The political costs, however, will reverberate longer and could weigh heavily on Europe and the United States. Prime Minister David Cameron resigned and will step down, leaving the UK’s renegotiation with the continent to a new leader. For Britain, this also means that we can expect more referenda in Scotland and in Northern Ireland to leave the UK and possibly join the EU on their own.
The EU itself will have to react quickly to contain the economic and political damage by negotiating a new relationship with the UK, in particular with regards to trade and finance.
But the remaining 27 members may also treat the UK harshly to ward off other looming renegotiation claims by Eurosceptics across the continent, evidenced by calls for further referenda on EU membership by French, Danish, Dutch and Italian far-right politicians.
It inevitably will also give more power to an already dominant Germany. Optimists believe that getting rid of the EU’s “reluctant Europeans” actually will make the Union stronger by creating a more cohesive bloc in terms of security and social policy.
Last, Brexit foreshadows a global rise of populists, an expression of insecurity created by the pressures of globalization, reflected in the quote by an EU analyst that, “We live in Trumpy times.”

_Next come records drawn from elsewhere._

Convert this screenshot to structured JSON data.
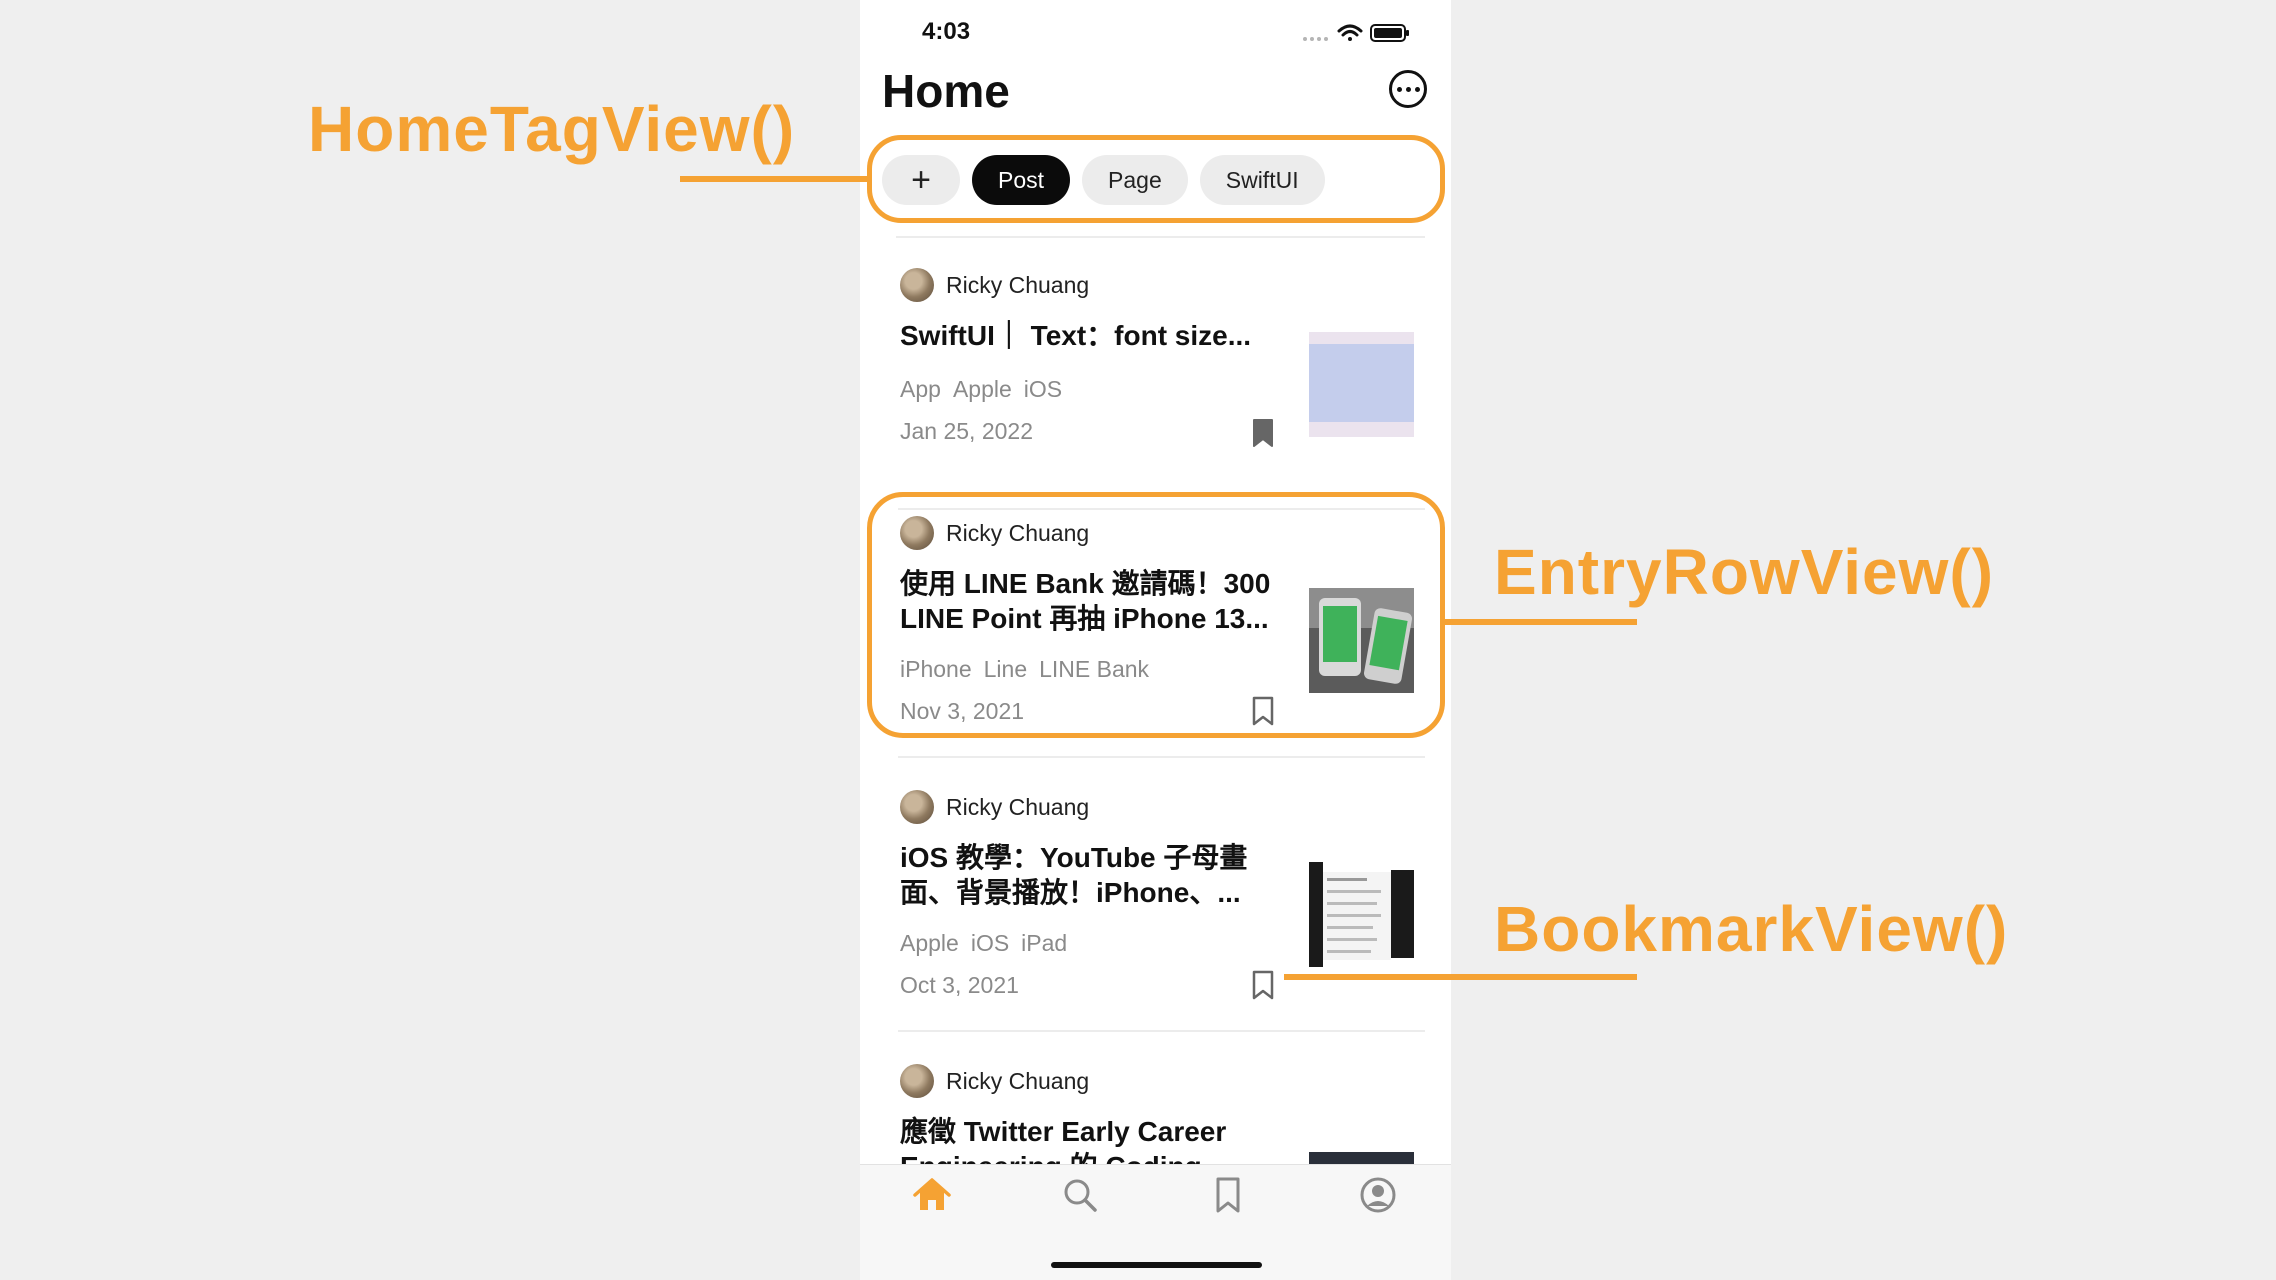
{
  "status_bar": {
    "time": "4:03"
  },
  "nav": {
    "title": "Home"
  },
  "tags": [
    {
      "label": "+",
      "selected": false
    },
    {
      "label": "Post",
      "selected": true
    },
    {
      "label": "Page",
      "selected": false
    },
    {
      "label": "SwiftUI",
      "selected": false
    }
  ],
  "entries": [
    {
      "author": "Ricky Chuang",
      "title": "SwiftUI｜ Text：font size...",
      "tags": [
        "App",
        "Apple",
        "iOS"
      ],
      "date": "Jan 25, 2022",
      "bookmarked": true
    },
    {
      "author": "Ricky Chuang",
      "title": "使用 LINE Bank 邀請碼！300 LINE Point 再抽 iPhone 13...",
      "tags": [
        "iPhone",
        "Line",
        "LINE Bank"
      ],
      "date": "Nov 3, 2021",
      "bookmarked": false
    },
    {
      "author": "Ricky Chuang",
      "title": "iOS 教學：YouTube 子母畫面、背景播放！iPhone、...",
      "tags": [
        "Apple",
        "iOS",
        "iPad"
      ],
      "date": "Oct 3, 2021",
      "bookmarked": false
    },
    {
      "author": "Ricky Chuang",
      "title": "應徵 Twitter Early Career Engineering 的 Coding",
      "tags": [],
      "date": "",
      "bookmarked": false
    }
  ],
  "tab_bar": {
    "items": [
      "home-icon",
      "search-icon",
      "bookmark-icon",
      "profile-icon"
    ],
    "active_index": 0
  },
  "annotations": {
    "home_tag_view": "HomeTagView()",
    "entry_row_view": "EntryRowView()",
    "bookmark_view": "BookmarkView()"
  },
  "colors": {
    "accent": "#f5a233",
    "tag_active_bg": "#0b0b0b",
    "tab_active": "#f5a233",
    "tab_inactive": "#8a8a8a"
  }
}
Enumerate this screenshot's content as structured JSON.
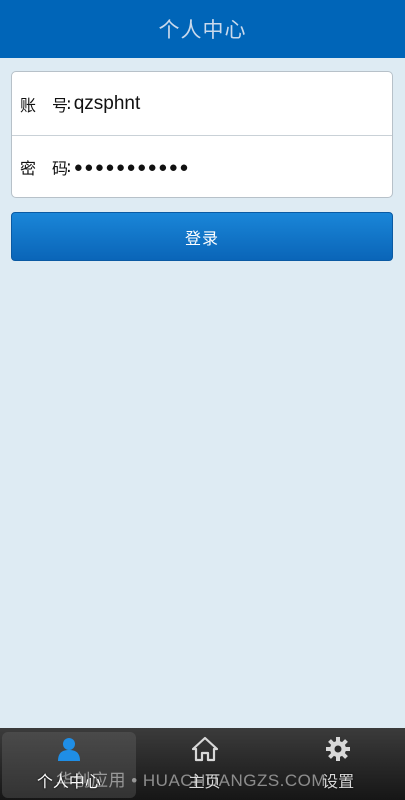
{
  "header": {
    "title": "个人中心"
  },
  "form": {
    "account": {
      "label": "账　号",
      "colon": ":",
      "value": "qzsphnt"
    },
    "password": {
      "label": "密　码",
      "colon": ":",
      "value": "●●●●●●●●●●●"
    }
  },
  "login_button": "登录",
  "tabbar": {
    "tabs": [
      {
        "label": "个人中心",
        "icon": "user-icon",
        "active": true
      },
      {
        "label": "主页",
        "icon": "home-icon",
        "active": false
      },
      {
        "label": "设置",
        "icon": "gear-icon",
        "active": false
      }
    ]
  },
  "watermark": "华创应用 • HUACHUANGZS.COM",
  "colors": {
    "header": "#0065b8",
    "background": "#deebf3",
    "button": "#0a6ec4",
    "accent_icon": "#1f8ee6"
  }
}
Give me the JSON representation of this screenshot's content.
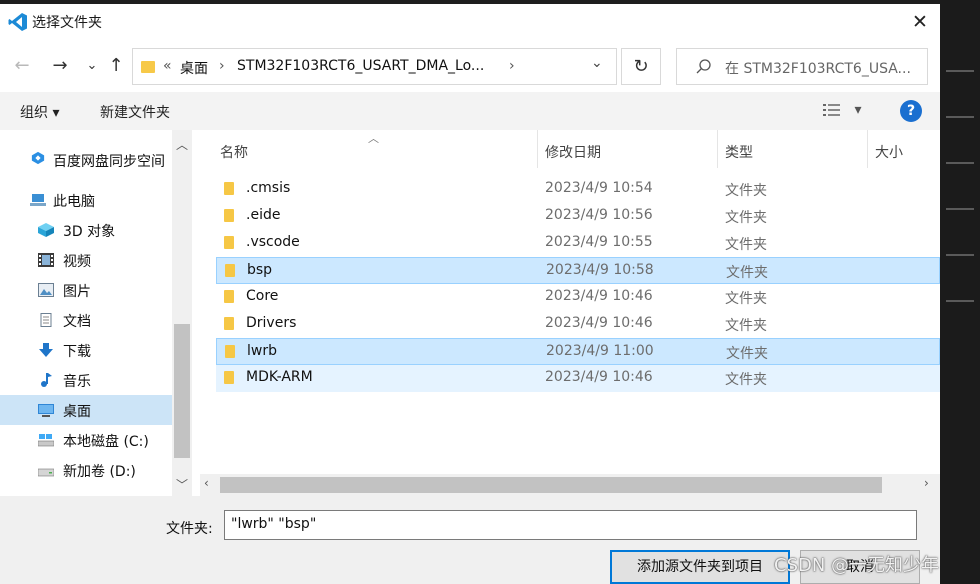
{
  "window": {
    "title": "选择文件夹",
    "close_glyph": "✕"
  },
  "nav_buttons": {
    "back": "←",
    "forward": "→",
    "recent": "⌄",
    "up": "↑"
  },
  "address": {
    "overflow": "«",
    "crumbs": [
      "桌面",
      "STM32F103RCT6_USART_DMA_Lo..."
    ],
    "separator": "›",
    "dropdown": "⌄"
  },
  "refresh_glyph": "↻",
  "search": {
    "placeholder": "在 STM32F103RCT6_USA...",
    "icon": "search-icon"
  },
  "toolbar": {
    "organize": "组织 ▾",
    "new_folder": "新建文件夹",
    "view_menu": "▾",
    "help": "?"
  },
  "sidebar": {
    "items": [
      {
        "label": "百度网盘同步空间",
        "icon": "baidu-sync-icon"
      },
      {
        "label": "此电脑",
        "icon": "computer-icon"
      },
      {
        "label": "3D 对象",
        "icon": "3d-objects-icon"
      },
      {
        "label": "视频",
        "icon": "video-icon"
      },
      {
        "label": "图片",
        "icon": "pictures-icon"
      },
      {
        "label": "文档",
        "icon": "documents-icon"
      },
      {
        "label": "下载",
        "icon": "download-icon"
      },
      {
        "label": "音乐",
        "icon": "music-icon"
      },
      {
        "label": "桌面",
        "icon": "desktop-icon",
        "selected": true
      },
      {
        "label": "本地磁盘 (C:)",
        "icon": "drive-c-icon"
      },
      {
        "label": "新加卷 (D:)",
        "icon": "drive-d-icon"
      }
    ]
  },
  "columns": {
    "name": "名称",
    "modified": "修改日期",
    "type": "类型",
    "size": "大小"
  },
  "files": [
    {
      "name": ".cmsis",
      "modified": "2023/4/9 10:54",
      "type": "文件夹"
    },
    {
      "name": ".eide",
      "modified": "2023/4/9 10:56",
      "type": "文件夹"
    },
    {
      "name": ".vscode",
      "modified": "2023/4/9 10:55",
      "type": "文件夹"
    },
    {
      "name": "bsp",
      "modified": "2023/4/9 10:58",
      "type": "文件夹",
      "state": "hover"
    },
    {
      "name": "Core",
      "modified": "2023/4/9 10:46",
      "type": "文件夹"
    },
    {
      "name": "Drivers",
      "modified": "2023/4/9 10:46",
      "type": "文件夹"
    },
    {
      "name": "lwrb",
      "modified": "2023/4/9 11:00",
      "type": "文件夹",
      "state": "selected"
    },
    {
      "name": "MDK-ARM",
      "modified": "2023/4/9 10:46",
      "type": "文件夹",
      "state": "hover"
    }
  ],
  "footer": {
    "folder_label": "文件夹:",
    "folder_value": "\"lwrb\" \"bsp\"",
    "confirm": "添加源文件夹到项目",
    "cancel": "取消"
  },
  "watermark": "CSDN @一无知少年",
  "colors": {
    "accent": "#0078d7",
    "selection": "#cce8ff",
    "hover": "#e5f3ff",
    "folder": "#f6c745",
    "sidebar_selected": "#cce4f7"
  }
}
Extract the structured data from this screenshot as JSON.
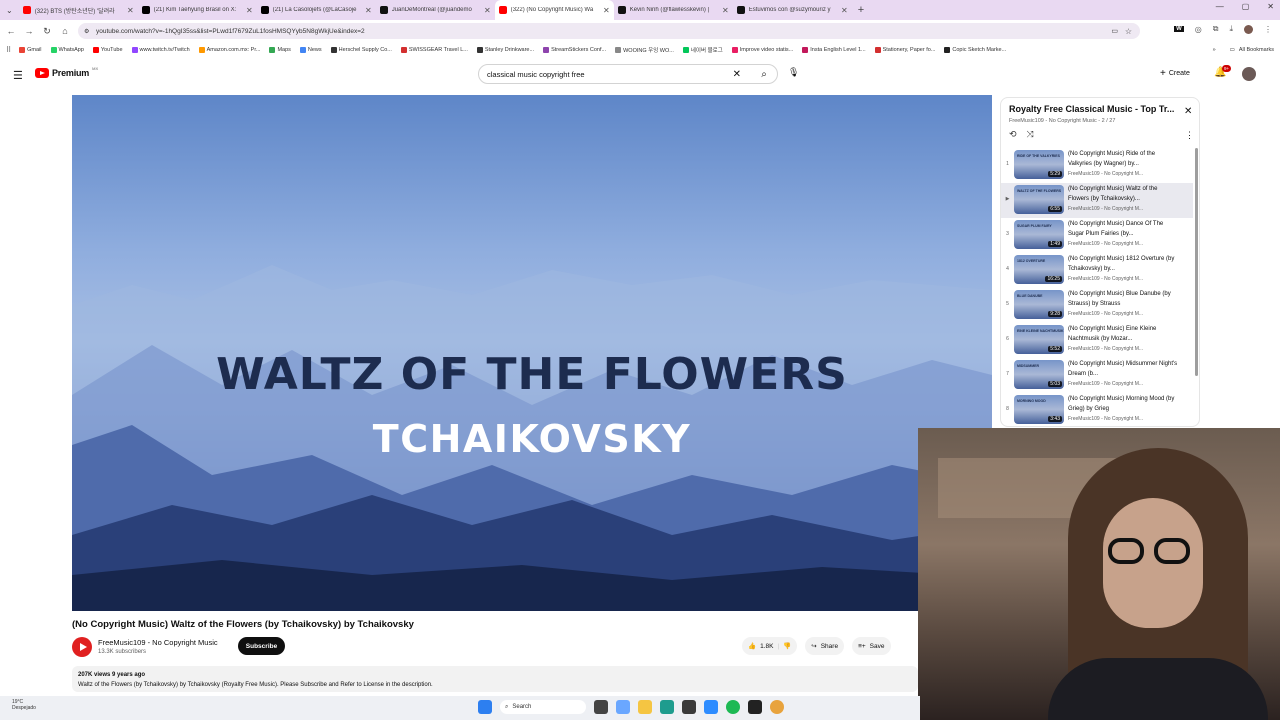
{
  "browser": {
    "tabs": [
      {
        "title": "(322) BTS (방탄소년단) '달려라",
        "color": "#ff0000",
        "active": false
      },
      {
        "title": "(21) Kim Taehyung Brasil on X:",
        "color": "#000000",
        "active": false
      },
      {
        "title": "(21) La Casolojefs (@LaCasoje",
        "color": "#000000",
        "active": false
      },
      {
        "title": "JuanDeMontreal (@juandemo",
        "color": "#111111",
        "active": false
      },
      {
        "title": "(322) (No Copyright Music) Wa",
        "color": "#ff0000",
        "active": true
      },
      {
        "title": "Kevin Ninh (@flawlesskevin) |",
        "color": "#111111",
        "active": false
      },
      {
        "title": "Estuvimos con @suzymouriz y",
        "color": "#111111",
        "active": false
      }
    ],
    "url": "youtube.com/watch?v=-1hQgI35ss&list=PLwd1f7679ZuL1fosHMSQYyb5N8gWkjUe&index=2",
    "bookmarks": [
      {
        "label": "Gmail",
        "color": "#ea4335"
      },
      {
        "label": "WhatsApp",
        "color": "#25d366"
      },
      {
        "label": "YouTube",
        "color": "#ff0000"
      },
      {
        "label": "www.twitch.tv/Twitch",
        "color": "#9146ff"
      },
      {
        "label": "Amazon.com.mx: Pr...",
        "color": "#ff9900"
      },
      {
        "label": "Maps",
        "color": "#34a853"
      },
      {
        "label": "News",
        "color": "#4285f4"
      },
      {
        "label": "Herschel Supply Co...",
        "color": "#333333"
      },
      {
        "label": "SWISSGEAR Travel L...",
        "color": "#d32f2f"
      },
      {
        "label": "Stanley Drinkware...",
        "color": "#333333"
      },
      {
        "label": "StreamStickers Conf...",
        "color": "#8e44ad"
      },
      {
        "label": "WOOING 우잉 WO...",
        "color": "#888888"
      },
      {
        "label": "네이버 블로그",
        "color": "#03c75a"
      },
      {
        "label": "Improve video statis...",
        "color": "#e91e63"
      },
      {
        "label": "Insta English Level 1...",
        "color": "#c2185b"
      },
      {
        "label": "Stationery, Paper fo...",
        "color": "#d32f2f"
      },
      {
        "label": "Copic Sketch Marke...",
        "color": "#222222"
      }
    ],
    "all_bookmarks": "All Bookmarks"
  },
  "yt": {
    "logo_text": "Premium",
    "logo_country": "MX",
    "search_value": "classical music copyright free",
    "create_label": "Create",
    "notif_badge": "9+"
  },
  "video": {
    "overlay_line1": "WALTZ OF THE FLOWERS",
    "overlay_line2": "TCHAIKOVSKY",
    "title": "(No Copyright Music) Waltz of the Flowers (by Tchaikovsky) by Tchaikovsky",
    "channel": "FreeMusic109 - No Copyright Music",
    "subscribers": "13.3K subscribers",
    "subscribe_label": "Subscribe",
    "likes": "1.8K",
    "share_label": "Share",
    "save_label": "Save",
    "views_meta": "207K views  9 years ago",
    "description": "Waltz of the Flowers (by Tchaikovsky) by Tchaikovsky (Royalty Free Music). Please Subscribe and Refer to License in the description."
  },
  "playlist": {
    "title": "Royalty Free Classical Music - Top Tr...",
    "subtitle": "FreeMusic109 - No Copyright Music - 2 / 27",
    "items": [
      {
        "index": "1",
        "title": "(No Copyright Music) Ride of the Valkyries (by Wagner) by...",
        "channel": "FreeMusic109 - No Copyright M...",
        "duration": "5:29",
        "cap": "RIDE OF THE VALKYRIES"
      },
      {
        "index": "▶",
        "title": "(No Copyright Music) Waltz of the Flowers (by Tchaikovsky)...",
        "channel": "FreeMusic109 - No Copyright M...",
        "duration": "6:55",
        "cap": "WALTZ OF THE FLOWERS"
      },
      {
        "index": "3",
        "title": "(No Copyright Music) Dance Of The Sugar Plum Fairies (by...",
        "channel": "FreeMusic109 - No Copyright M...",
        "duration": "1:49",
        "cap": "SUGAR PLUM FAIRY"
      },
      {
        "index": "4",
        "title": "(No Copyright Music) 1812 Overture (by Tchaikovsky) by...",
        "channel": "FreeMusic109 - No Copyright M...",
        "duration": "16:25",
        "cap": "1812 OVERTURE"
      },
      {
        "index": "5",
        "title": "(No Copyright Music) Blue Danube (by Strauss) by Strauss",
        "channel": "FreeMusic109 - No Copyright M...",
        "duration": "9:28",
        "cap": "BLUE DANUBE"
      },
      {
        "index": "6",
        "title": "(No Copyright Music) Eine Kleine Nachtmusik (by Mozar...",
        "channel": "FreeMusic109 - No Copyright M...",
        "duration": "5:52",
        "cap": "EINE KLEINE NACHTMUSIK"
      },
      {
        "index": "7",
        "title": "(No Copyright Music) Midsummer Night's Dream (b...",
        "channel": "FreeMusic109 - No Copyright M...",
        "duration": "5:03",
        "cap": "MIDSUMMER"
      },
      {
        "index": "8",
        "title": "(No Copyright Music) Morning Mood (by Grieg) by Grieg",
        "channel": "FreeMusic109 - No Copyright M...",
        "duration": "3:43",
        "cap": "MORNING MOOD"
      }
    ]
  },
  "taskbar": {
    "temp": "19°C",
    "weather": "Despejado",
    "search_label": "Search"
  }
}
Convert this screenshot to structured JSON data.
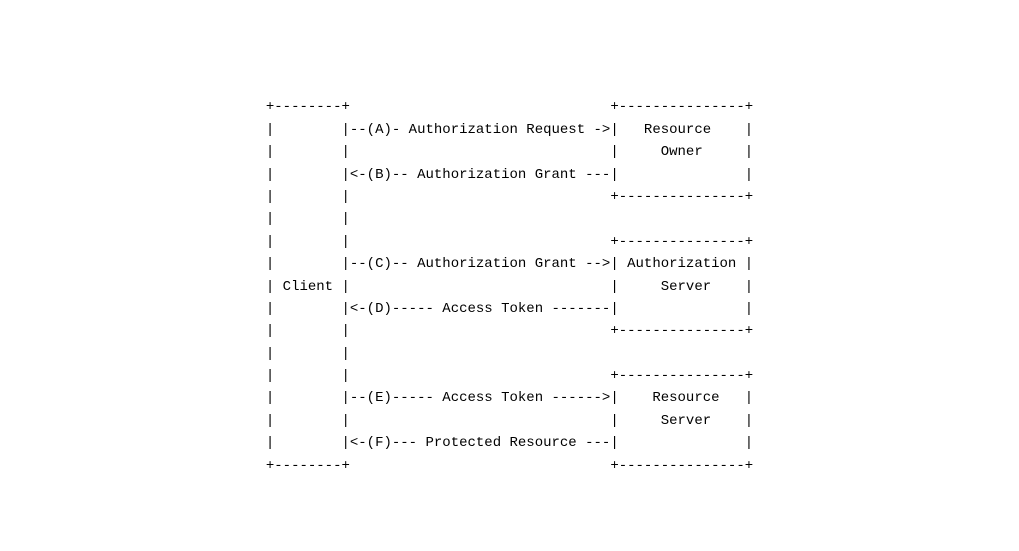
{
  "diagram": {
    "left_entity": "Client",
    "right_entities": {
      "first": {
        "line1": "Resource",
        "line2": "Owner"
      },
      "second": {
        "line1": "Authorization",
        "line2": "Server"
      },
      "third": {
        "line1": "Resource",
        "line2": "Server"
      }
    },
    "flows": {
      "a": {
        "label": "(A)",
        "text": "Authorization Request",
        "direction": "->"
      },
      "b": {
        "label": "(B)",
        "text": "Authorization Grant",
        "direction": "<-"
      },
      "c": {
        "label": "(C)",
        "text": "Authorization Grant",
        "direction": "->"
      },
      "d": {
        "label": "(D)",
        "text": "Access Token",
        "direction": "<-"
      },
      "e": {
        "label": "(E)",
        "text": "Access Token",
        "direction": "->"
      },
      "f": {
        "label": "(F)",
        "text": "Protected Resource",
        "direction": "<-"
      }
    },
    "lines": {
      "l01": "+--------+                               +---------------+",
      "l02": "|        |--(A)- Authorization Request ->|   Resource    |",
      "l03": "|        |                               |     Owner     |",
      "l04": "|        |<-(B)-- Authorization Grant ---|               |",
      "l05": "|        |                               +---------------+",
      "l06": "|        |",
      "l07": "|        |                               +---------------+",
      "l08": "|        |--(C)-- Authorization Grant -->| Authorization |",
      "l09": "| Client |                               |     Server    |",
      "l10": "|        |<-(D)----- Access Token -------|               |",
      "l11": "|        |                               +---------------+",
      "l12": "|        |",
      "l13": "|        |                               +---------------+",
      "l14": "|        |--(E)----- Access Token ------>|    Resource   |",
      "l15": "|        |                               |     Server    |",
      "l16": "|        |<-(F)--- Protected Resource ---|               |",
      "l17": "+--------+                               +---------------+"
    }
  }
}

It also puts into question transatlantic coordination and joint economic projects, such as the U.S.-EU Transatlantic Trade Investment Partnership. While the UK remains a NATO member, the United States has lost an important EU ally and the Europeans a powerful member state. This unilateral divorce will cost all parties involved.
Markus Thiel is associate professor of politics and international relations at Florida International University. He is also director of the European and Eurasian studies program.